Directions for this task: From the entries below, return every line that includes the word "computer".

[[ Input for this task, beginning ]]

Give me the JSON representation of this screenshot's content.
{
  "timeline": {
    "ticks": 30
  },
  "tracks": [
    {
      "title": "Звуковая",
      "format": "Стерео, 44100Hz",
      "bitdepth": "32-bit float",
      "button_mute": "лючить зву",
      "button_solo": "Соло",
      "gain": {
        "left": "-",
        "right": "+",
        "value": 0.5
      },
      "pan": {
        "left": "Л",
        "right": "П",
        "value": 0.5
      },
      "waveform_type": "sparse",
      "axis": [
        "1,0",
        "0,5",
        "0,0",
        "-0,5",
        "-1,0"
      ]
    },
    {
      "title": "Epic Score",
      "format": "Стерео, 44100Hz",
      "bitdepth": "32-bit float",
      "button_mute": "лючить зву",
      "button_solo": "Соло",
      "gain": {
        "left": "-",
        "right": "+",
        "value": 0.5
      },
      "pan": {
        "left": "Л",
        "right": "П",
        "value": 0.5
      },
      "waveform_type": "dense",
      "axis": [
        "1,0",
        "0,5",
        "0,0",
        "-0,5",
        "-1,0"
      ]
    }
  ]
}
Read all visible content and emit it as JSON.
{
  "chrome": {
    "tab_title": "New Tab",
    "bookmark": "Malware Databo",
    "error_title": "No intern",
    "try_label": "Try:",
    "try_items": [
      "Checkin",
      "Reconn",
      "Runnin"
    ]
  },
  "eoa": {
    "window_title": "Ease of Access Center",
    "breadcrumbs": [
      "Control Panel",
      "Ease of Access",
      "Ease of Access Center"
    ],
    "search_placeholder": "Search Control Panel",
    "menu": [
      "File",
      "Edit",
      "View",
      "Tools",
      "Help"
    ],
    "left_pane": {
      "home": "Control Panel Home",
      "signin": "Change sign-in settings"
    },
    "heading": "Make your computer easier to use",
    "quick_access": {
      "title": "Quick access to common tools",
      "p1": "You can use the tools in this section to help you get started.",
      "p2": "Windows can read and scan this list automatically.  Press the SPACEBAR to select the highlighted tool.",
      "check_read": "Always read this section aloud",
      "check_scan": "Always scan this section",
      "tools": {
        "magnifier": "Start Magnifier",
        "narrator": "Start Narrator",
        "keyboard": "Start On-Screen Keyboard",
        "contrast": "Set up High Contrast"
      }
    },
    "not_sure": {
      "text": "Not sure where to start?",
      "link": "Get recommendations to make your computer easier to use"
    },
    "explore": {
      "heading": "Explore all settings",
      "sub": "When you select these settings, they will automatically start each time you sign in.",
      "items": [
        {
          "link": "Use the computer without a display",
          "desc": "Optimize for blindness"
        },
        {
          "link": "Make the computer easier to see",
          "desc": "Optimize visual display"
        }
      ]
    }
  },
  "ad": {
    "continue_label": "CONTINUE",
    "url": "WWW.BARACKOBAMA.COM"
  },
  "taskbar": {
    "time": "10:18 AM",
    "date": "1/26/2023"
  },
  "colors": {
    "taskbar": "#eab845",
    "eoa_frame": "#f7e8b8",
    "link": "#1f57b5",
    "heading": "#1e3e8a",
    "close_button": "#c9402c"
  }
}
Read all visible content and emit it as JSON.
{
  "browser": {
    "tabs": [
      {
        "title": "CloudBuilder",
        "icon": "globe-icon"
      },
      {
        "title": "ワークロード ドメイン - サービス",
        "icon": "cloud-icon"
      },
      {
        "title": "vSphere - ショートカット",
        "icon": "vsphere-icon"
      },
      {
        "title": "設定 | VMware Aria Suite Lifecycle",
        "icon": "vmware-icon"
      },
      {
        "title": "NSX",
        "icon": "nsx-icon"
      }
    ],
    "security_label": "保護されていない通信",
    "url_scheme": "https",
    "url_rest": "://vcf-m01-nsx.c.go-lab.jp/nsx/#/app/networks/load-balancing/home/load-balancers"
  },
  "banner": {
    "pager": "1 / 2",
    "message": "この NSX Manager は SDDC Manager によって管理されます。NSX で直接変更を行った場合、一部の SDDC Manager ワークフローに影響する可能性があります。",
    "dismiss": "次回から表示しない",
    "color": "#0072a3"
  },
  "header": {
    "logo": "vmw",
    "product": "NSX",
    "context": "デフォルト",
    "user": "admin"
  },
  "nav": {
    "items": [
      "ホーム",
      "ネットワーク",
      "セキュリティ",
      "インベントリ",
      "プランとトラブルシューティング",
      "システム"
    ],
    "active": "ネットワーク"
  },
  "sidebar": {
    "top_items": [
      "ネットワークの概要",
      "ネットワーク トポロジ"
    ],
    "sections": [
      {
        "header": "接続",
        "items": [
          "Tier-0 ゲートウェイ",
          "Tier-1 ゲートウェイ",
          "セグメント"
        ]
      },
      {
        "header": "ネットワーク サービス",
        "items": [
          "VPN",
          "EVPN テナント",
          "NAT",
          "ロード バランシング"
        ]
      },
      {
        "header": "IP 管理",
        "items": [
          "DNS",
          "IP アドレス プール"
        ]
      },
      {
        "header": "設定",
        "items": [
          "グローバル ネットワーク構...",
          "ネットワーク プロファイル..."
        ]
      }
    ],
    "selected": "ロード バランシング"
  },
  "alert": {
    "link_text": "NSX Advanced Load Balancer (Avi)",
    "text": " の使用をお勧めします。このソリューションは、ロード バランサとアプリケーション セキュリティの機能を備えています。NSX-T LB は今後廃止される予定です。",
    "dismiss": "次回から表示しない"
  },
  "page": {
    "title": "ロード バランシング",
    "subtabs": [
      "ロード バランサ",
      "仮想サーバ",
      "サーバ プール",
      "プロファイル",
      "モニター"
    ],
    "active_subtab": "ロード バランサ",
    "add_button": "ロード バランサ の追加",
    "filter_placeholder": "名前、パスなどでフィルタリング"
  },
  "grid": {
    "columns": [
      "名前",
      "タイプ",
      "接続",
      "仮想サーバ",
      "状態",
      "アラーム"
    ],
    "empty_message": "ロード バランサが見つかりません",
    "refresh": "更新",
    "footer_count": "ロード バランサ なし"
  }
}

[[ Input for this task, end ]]

Task output:
    "heading": "Make your computer easier to use",
      "link": "Get recommendations to make your computer easier to use"
          "link": "Use the computer without a display",
          "link": "Make the computer easier to see",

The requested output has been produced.